Jeosal Materials Research Corp.

Jeosal Materials Research Corp, the third Queen’s-connected company to be successful with a project bid and who also credits their knowledge of the ISC program to Dr. Marianna Kontopoulou, addressed the Plastics Challenge: Recycling of Glass Fiber-Reinforced Plastic.

Led by Transport Canada, this particular challenge sought “novel, economically viable, and ecologically sustainable solutions for recycling or reusing glass fiber-reinforced plastic in a manner that is energy efficient and recovers as much material as possible (diverting from landfill).”

Jeosal Materials Research Corp was awarded $118,625 for Phase 1, which began in April 2019 and concluded September 2019. For the prototype development of Phase 2, Jeosal Materials was awarded $765,500. The project began last year in April 2020 and is scheduled to be completed by March 2022.

Thus far through their projects, Jeosal Materials Research Corp has successfully recycled and reused glass fibre reinforced plastic (GFRP) from three different sources – including GFRP panel from an end-of-life marine vessel – via a novel, patent-pending recycling process. All targets and outcomes for this project were completed on budget, on schedule and within scope, as defined by the ISC challenge.

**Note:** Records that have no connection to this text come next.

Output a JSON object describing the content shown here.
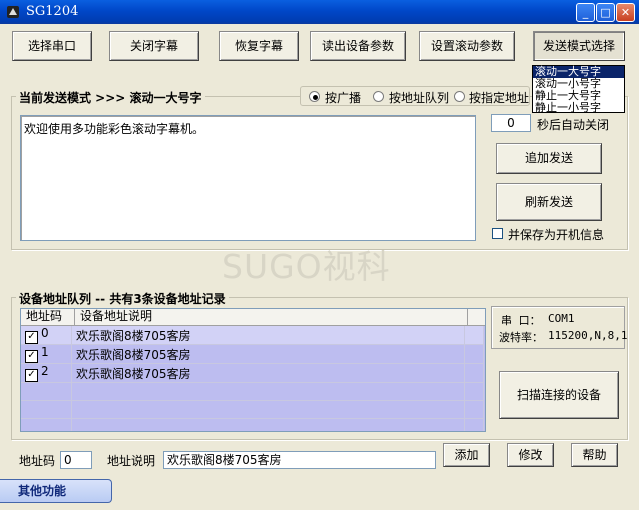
{
  "window": {
    "title": "SG1204"
  },
  "toolbar": {
    "select_port": "选择串口",
    "close_subtitle": "关闭字幕",
    "restore_subtitle": "恢复字幕",
    "read_params": "读出设备参数",
    "set_scroll_params": "设置滚动参数",
    "send_mode_select": "发送模式选择"
  },
  "send_mode_dropdown": {
    "options": [
      "滚动一大号字",
      "滚动一小号字",
      "静止一大号字",
      "静止一小号字"
    ],
    "selected_index": 0
  },
  "send_section": {
    "legend": "当前发送模式 >>> 滚动一大号字",
    "radios": [
      "按广播",
      "按地址队列",
      "按指定地址"
    ],
    "selected_radio": 0,
    "message": "欢迎使用多功能彩色滚动字幕机。",
    "auto_close_seconds": "0",
    "auto_close_label": "秒后自动关闭",
    "append_send": "追加发送",
    "refresh_send": "刷新发送",
    "save_as_boot": "并保存为开机信息",
    "save_as_boot_checked": false
  },
  "watermark": "SUGO视科",
  "address_section": {
    "legend": "设备地址队列 -- 共有3条设备地址记录",
    "columns": [
      "地址码",
      "设备地址说明"
    ],
    "rows": [
      {
        "code": "0",
        "desc": "欢乐歌阁8楼705客房",
        "checked": true
      },
      {
        "code": "1",
        "desc": "欢乐歌阁8楼705客房",
        "checked": true
      },
      {
        "code": "2",
        "desc": "欢乐歌阁8楼705客房",
        "checked": true
      }
    ],
    "empty_rows": 4
  },
  "serial_info": {
    "port_label": "串 口：",
    "port_value": "COM1",
    "baud_label": "波特率：",
    "baud_value": "115200,N,8,1"
  },
  "scan_button": "扫描连接的设备",
  "bottom": {
    "addr_code_label": "地址码",
    "addr_code_value": "0",
    "addr_desc_label": "地址说明",
    "addr_desc_value": "欢乐歌阁8楼705客房",
    "add": "添加",
    "modify": "修改",
    "help": "帮助"
  },
  "footer": {
    "other_functions": "其他功能"
  }
}
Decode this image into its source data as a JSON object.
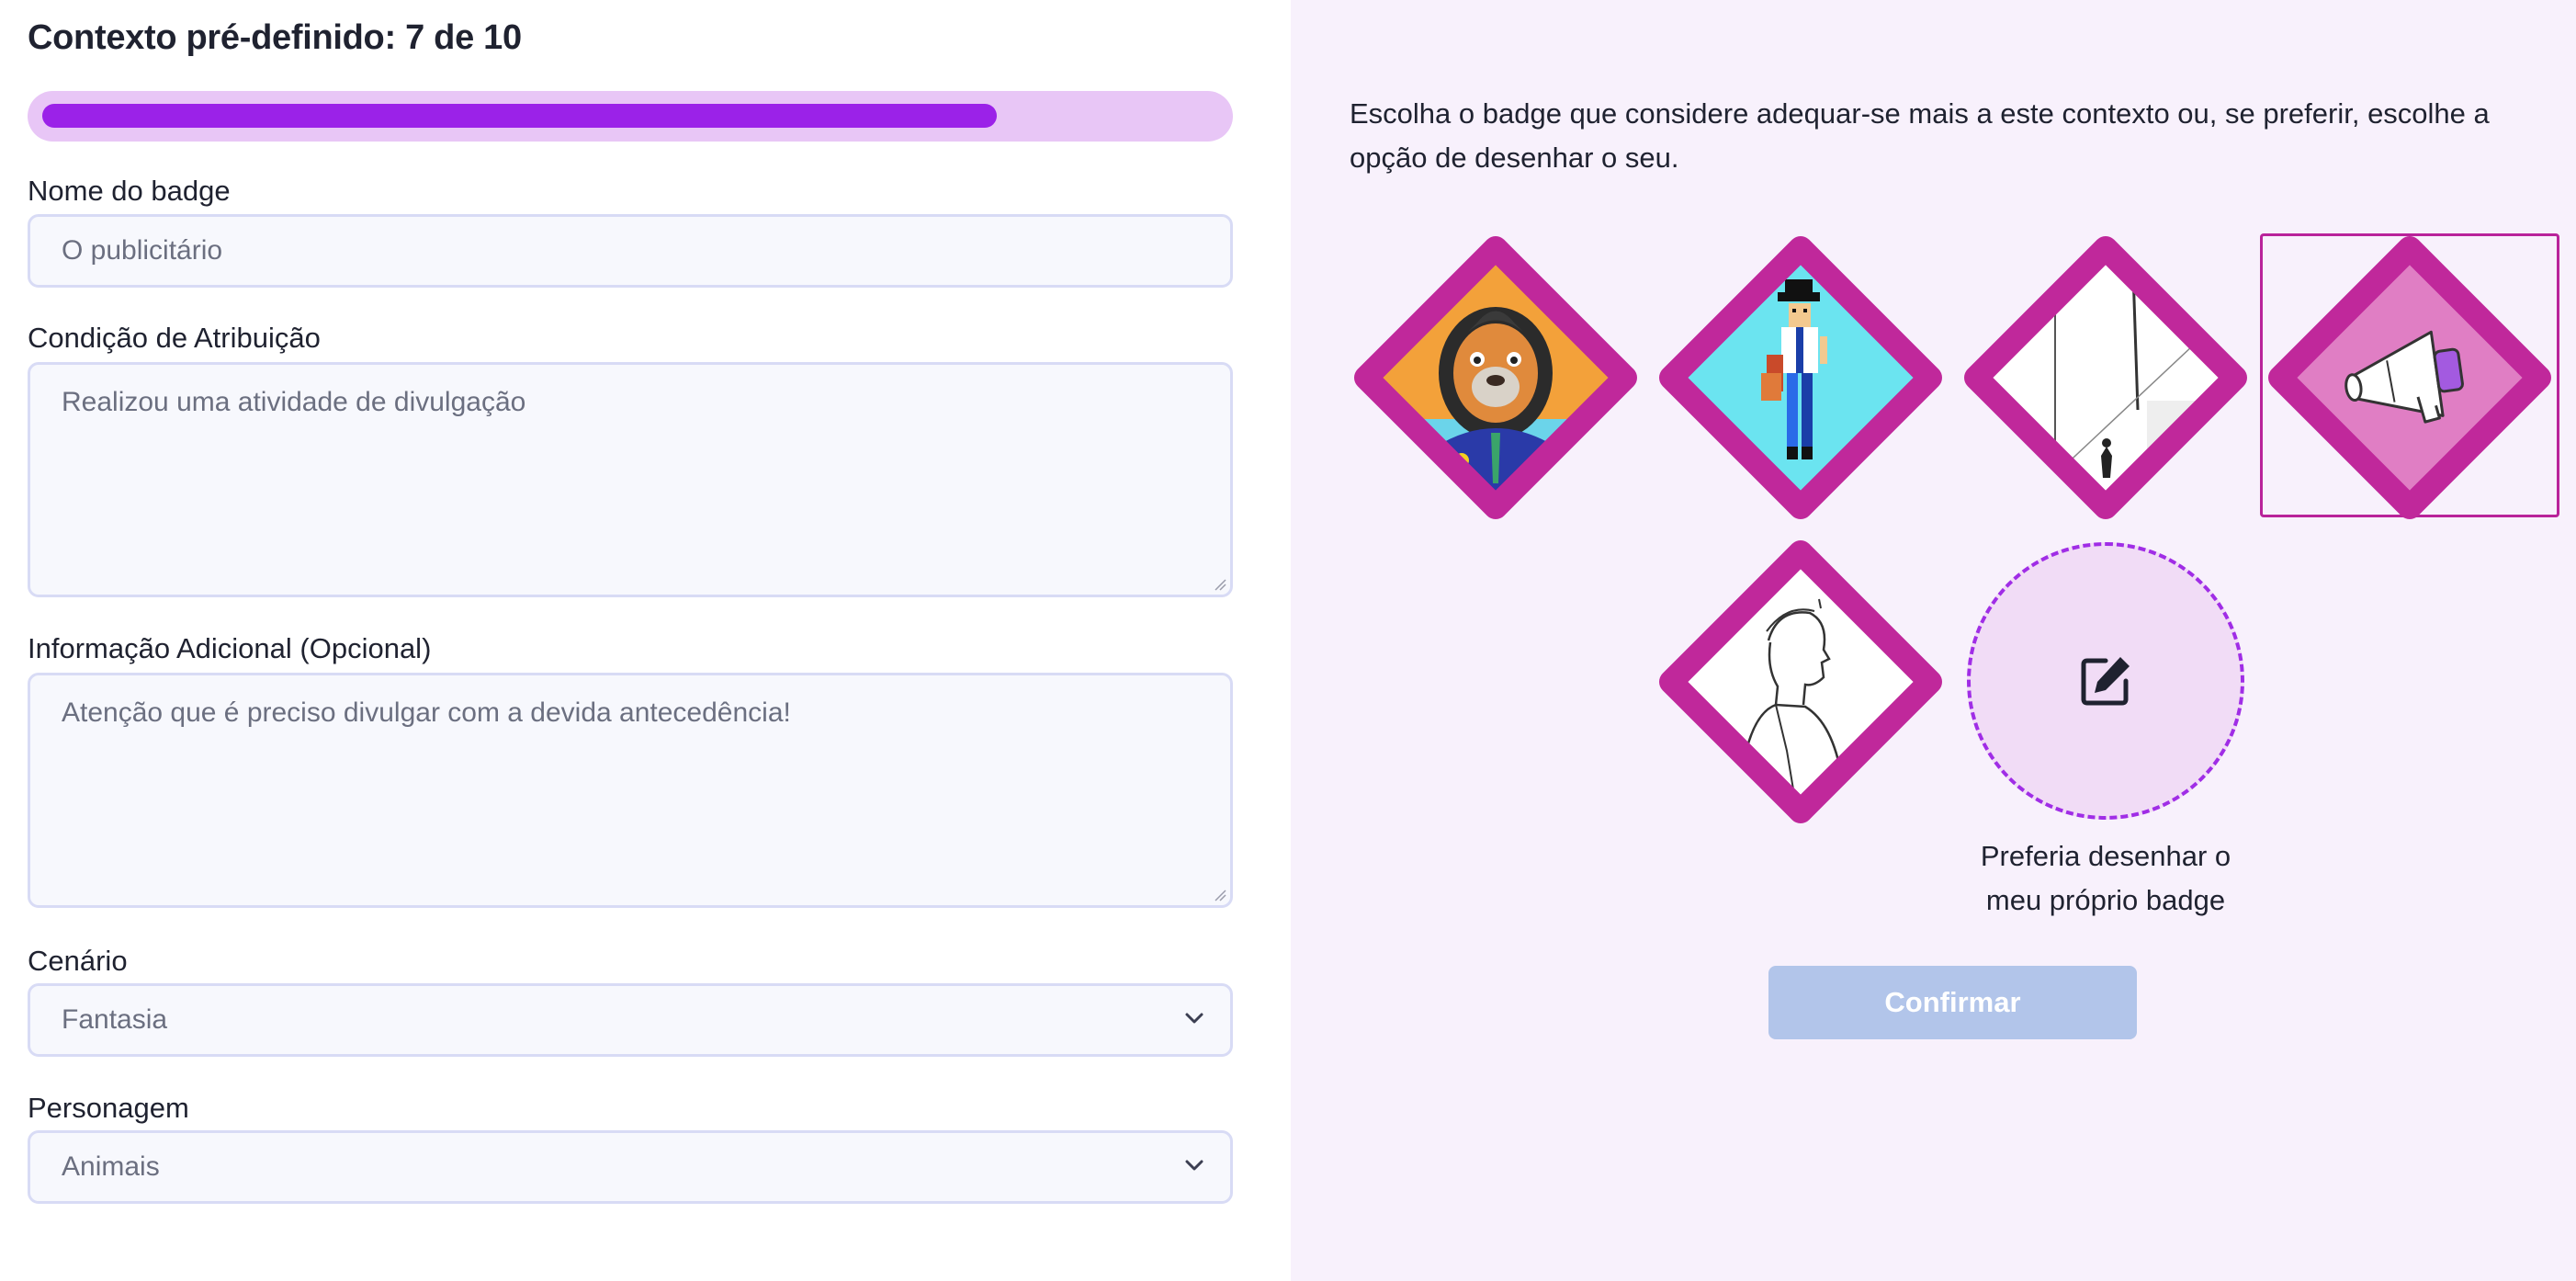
{
  "form": {
    "title": "Contexto pré-definido: 7 de 10",
    "progress": {
      "current": 7,
      "total": 10,
      "fraction": 0.7
    },
    "badge_name": {
      "label": "Nome do badge",
      "placeholder": "O publicitário"
    },
    "condition": {
      "label": "Condição de Atribuição",
      "placeholder": "Realizou uma atividade de divulgação"
    },
    "extra_info": {
      "label": "Informação Adicional (Opcional)",
      "placeholder": "Atenção que é preciso divulgar com a devida antecedência!"
    },
    "scenario": {
      "label": "Cenário",
      "value": "Fantasia"
    },
    "character": {
      "label": "Personagem",
      "value": "Animais"
    }
  },
  "badges": {
    "instructions": "Escolha o badge que considere adequar-se mais a este contexto ou, se preferir, escolhe a opção de desenhar o seu.",
    "options": [
      {
        "icon": "lion-businessman-image",
        "selected": false
      },
      {
        "icon": "pixel-character-image",
        "selected": false
      },
      {
        "icon": "wall-sketch-image",
        "selected": false
      },
      {
        "icon": "megaphone-icon",
        "selected": true
      },
      {
        "icon": "man-profile-sketch-image",
        "selected": false
      }
    ],
    "draw_own": {
      "icon": "edit-icon",
      "caption_line1": "Preferia desenhar o",
      "caption_line2": "meu próprio badge"
    },
    "confirm_label": "Confirmar"
  },
  "colors": {
    "accent": "#9b22e8",
    "badge_frame": "#c0289b",
    "confirm_disabled": "#b2c5ea",
    "right_panel_bg": "#f8f1fc"
  }
}
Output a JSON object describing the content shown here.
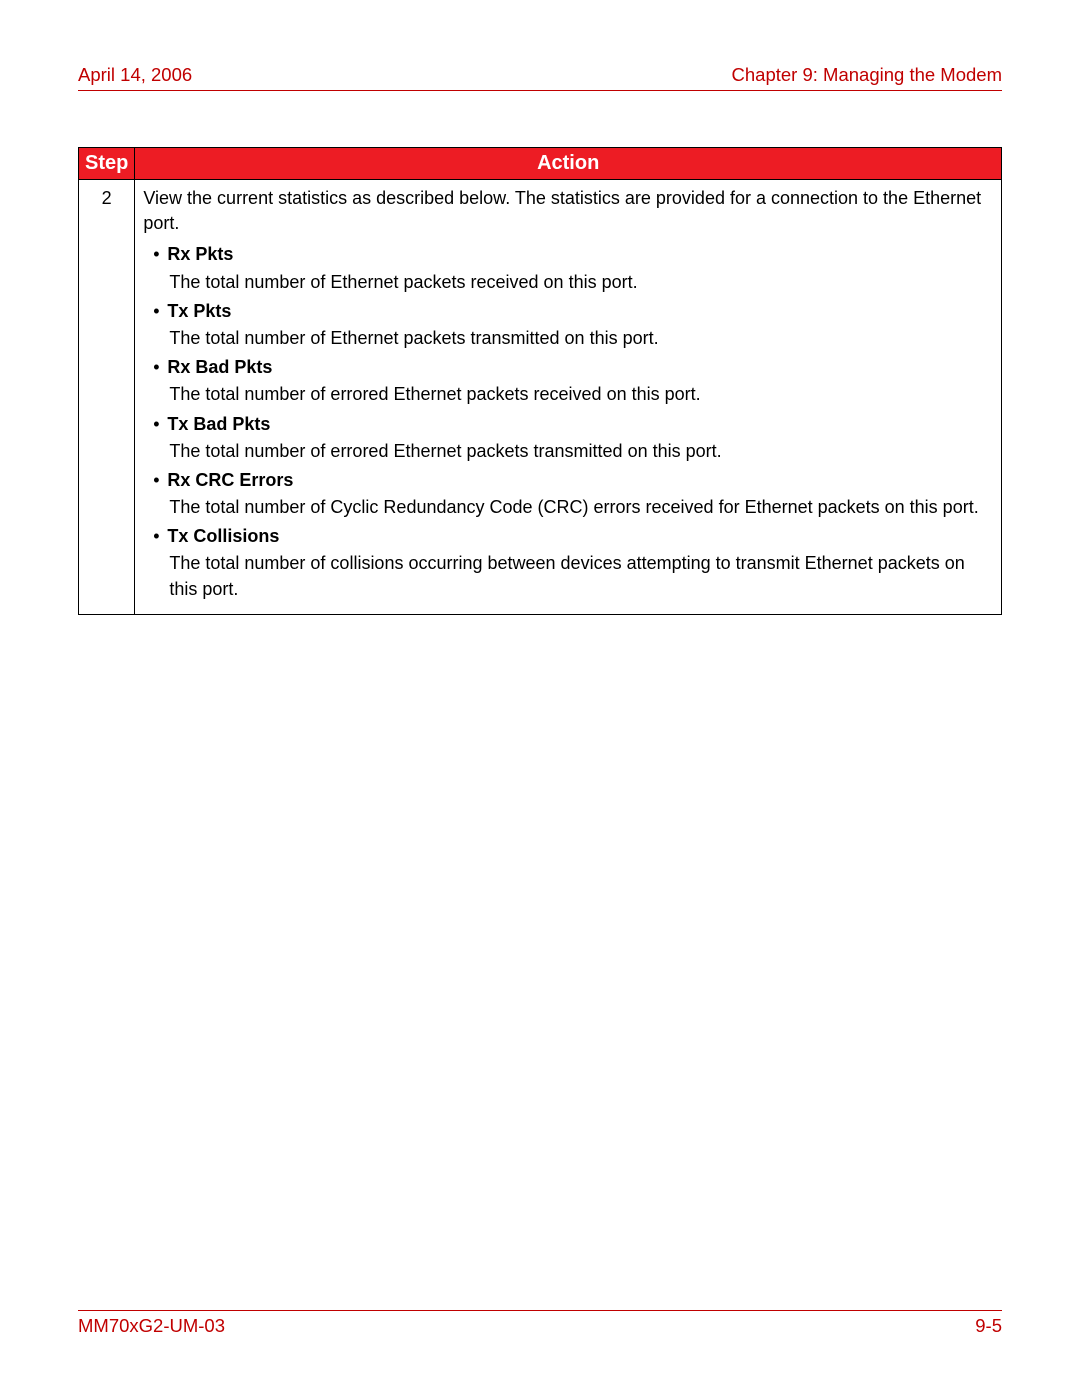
{
  "header": {
    "date": "April 14, 2006",
    "chapter": "Chapter 9: Managing the Modem"
  },
  "table": {
    "columns": {
      "step": "Step",
      "action": "Action"
    },
    "row": {
      "step": "2",
      "intro": "View the current statistics as described below. The statistics are provided for a connection to the Ethernet port.",
      "stats": [
        {
          "label": "Rx Pkts",
          "desc": "The total number of Ethernet packets received on this port."
        },
        {
          "label": "Tx Pkts",
          "desc": "The total number of Ethernet packets transmitted on this port."
        },
        {
          "label": "Rx Bad Pkts",
          "desc": "The total number of errored Ethernet packets received on this port."
        },
        {
          "label": "Tx Bad Pkts",
          "desc": "The total number of errored Ethernet packets transmitted on this port."
        },
        {
          "label": "Rx CRC Errors",
          "desc": "The total number of Cyclic Redundancy Code (CRC) errors received for Ethernet packets on this port."
        },
        {
          "label": "Tx Collisions",
          "desc": "The total number of collisions occurring between devices attempting to transmit Ethernet packets on this port."
        }
      ]
    }
  },
  "footer": {
    "doc_id": "MM70xG2-UM-03",
    "page_num": "9-5"
  }
}
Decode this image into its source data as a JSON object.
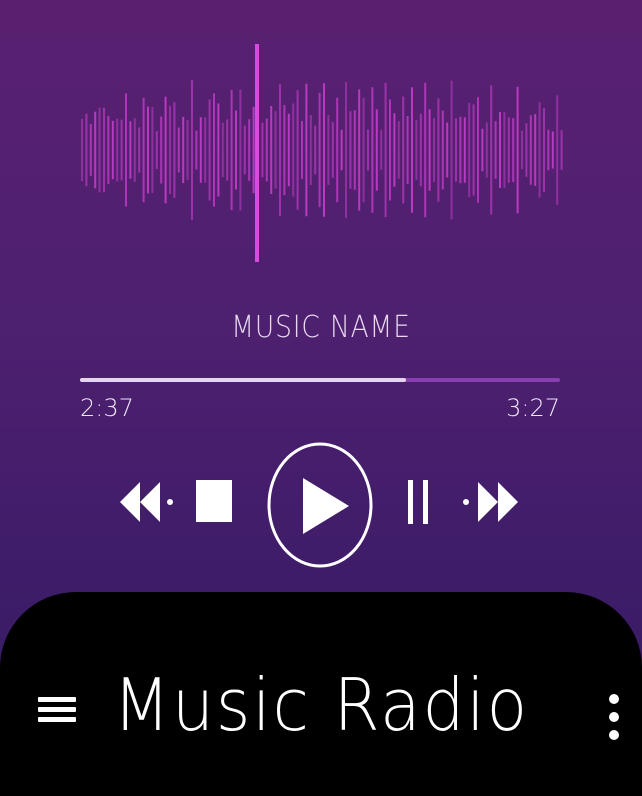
{
  "player": {
    "track_title": "MUSIC NAME",
    "elapsed": "2:37",
    "total": "3:27",
    "progress_fraction": 0.68
  },
  "controls": {
    "rewind_icon": "rewind-icon",
    "stop_icon": "stop-icon",
    "play_icon": "play-icon",
    "pause_icon": "pause-icon",
    "fast_forward_icon": "fast-forward-icon"
  },
  "app_bar": {
    "title": "Music Radio",
    "menu_icon": "hamburger-menu-icon",
    "more_icon": "more-vertical-icon"
  },
  "colors": {
    "background_top": "#5a2070",
    "background_bottom": "#341a60",
    "waveform": "#b93ac0",
    "waveform_center": "#d84ae0",
    "progress_played": "#e4d4ee",
    "progress_remaining": "#8a3fb0",
    "app_bar": "#000000"
  }
}
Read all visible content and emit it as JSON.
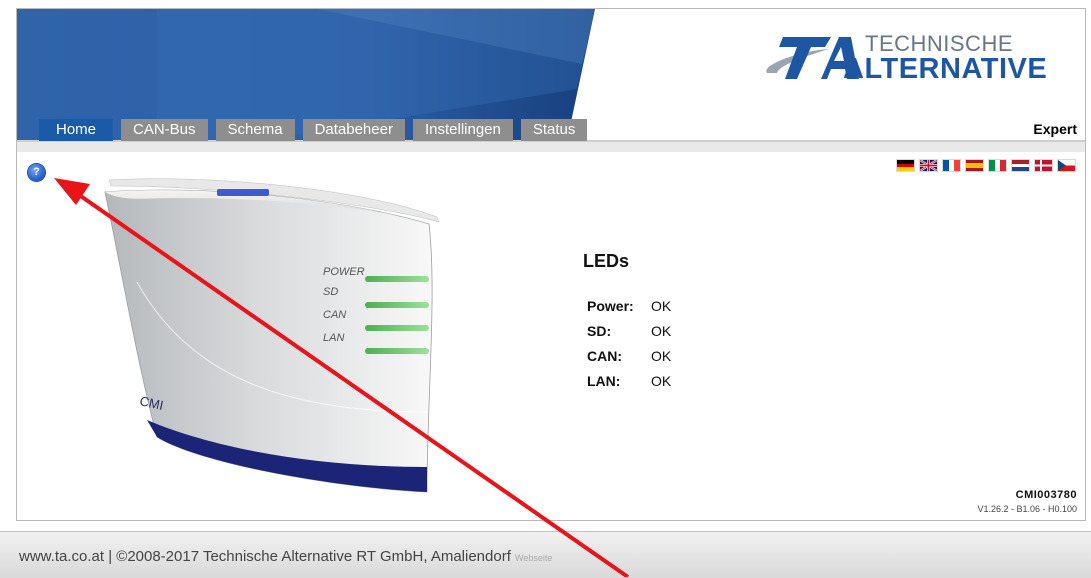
{
  "brand": {
    "line1": "TECHNISCHE",
    "line2": "ALTERNATIVE",
    "mark": "TA",
    "primary_color": "#1a5aa7"
  },
  "nav": {
    "tabs": [
      {
        "label": "Home",
        "active": true
      },
      {
        "label": "CAN-Bus",
        "active": false
      },
      {
        "label": "Schema",
        "active": false
      },
      {
        "label": "Databeheer",
        "active": false
      },
      {
        "label": "Instellingen",
        "active": false
      },
      {
        "label": "Status",
        "active": false
      }
    ],
    "mode_label": "Expert"
  },
  "help": {
    "icon": "help-icon",
    "glyph": "?"
  },
  "languages": [
    {
      "code": "de",
      "icon": "flag-germany-icon"
    },
    {
      "code": "en",
      "icon": "flag-uk-icon"
    },
    {
      "code": "fr",
      "icon": "flag-france-icon"
    },
    {
      "code": "es",
      "icon": "flag-spain-icon"
    },
    {
      "code": "it",
      "icon": "flag-italy-icon"
    },
    {
      "code": "nl",
      "icon": "flag-netherlands-icon"
    },
    {
      "code": "dk",
      "icon": "flag-denmark-icon"
    },
    {
      "code": "cz",
      "icon": "flag-czech-icon"
    }
  ],
  "device": {
    "led_labels": [
      "POWER",
      "SD",
      "CAN",
      "LAN"
    ],
    "badge": "CMI"
  },
  "leds": {
    "title": "LEDs",
    "rows": [
      {
        "label": "Power:",
        "value": "OK"
      },
      {
        "label": "SD:",
        "value": "OK"
      },
      {
        "label": "CAN:",
        "value": "OK"
      },
      {
        "label": "LAN:",
        "value": "OK"
      }
    ]
  },
  "device_info": {
    "serial": "CMI003780",
    "version": "V1.26.2 - B1.06 - H0.100"
  },
  "footer": {
    "text": "www.ta.co.at | ©2008-2017 Technische Alternative RT GmbH, Amaliendorf",
    "ghost": "Webseite"
  }
}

With the completion of Spectra Plasmonics’ Phase 1 project and the continuation of the Phase 2 projects for Jeosal Materials Research Corp and Plantee Bioplastics, Queen’s continues to provide support to each of these companies, two of which participated in Queen’s inaugural Growth Accelerator program, two of which are members of the Queen’s Startup Runway, and all of which receive ongoing mentorship and support from Queen’s as well as other contributors to Kingston’s innovation ecosystem.


This story originally appeared on the Queen's Partnerships & Innovation page.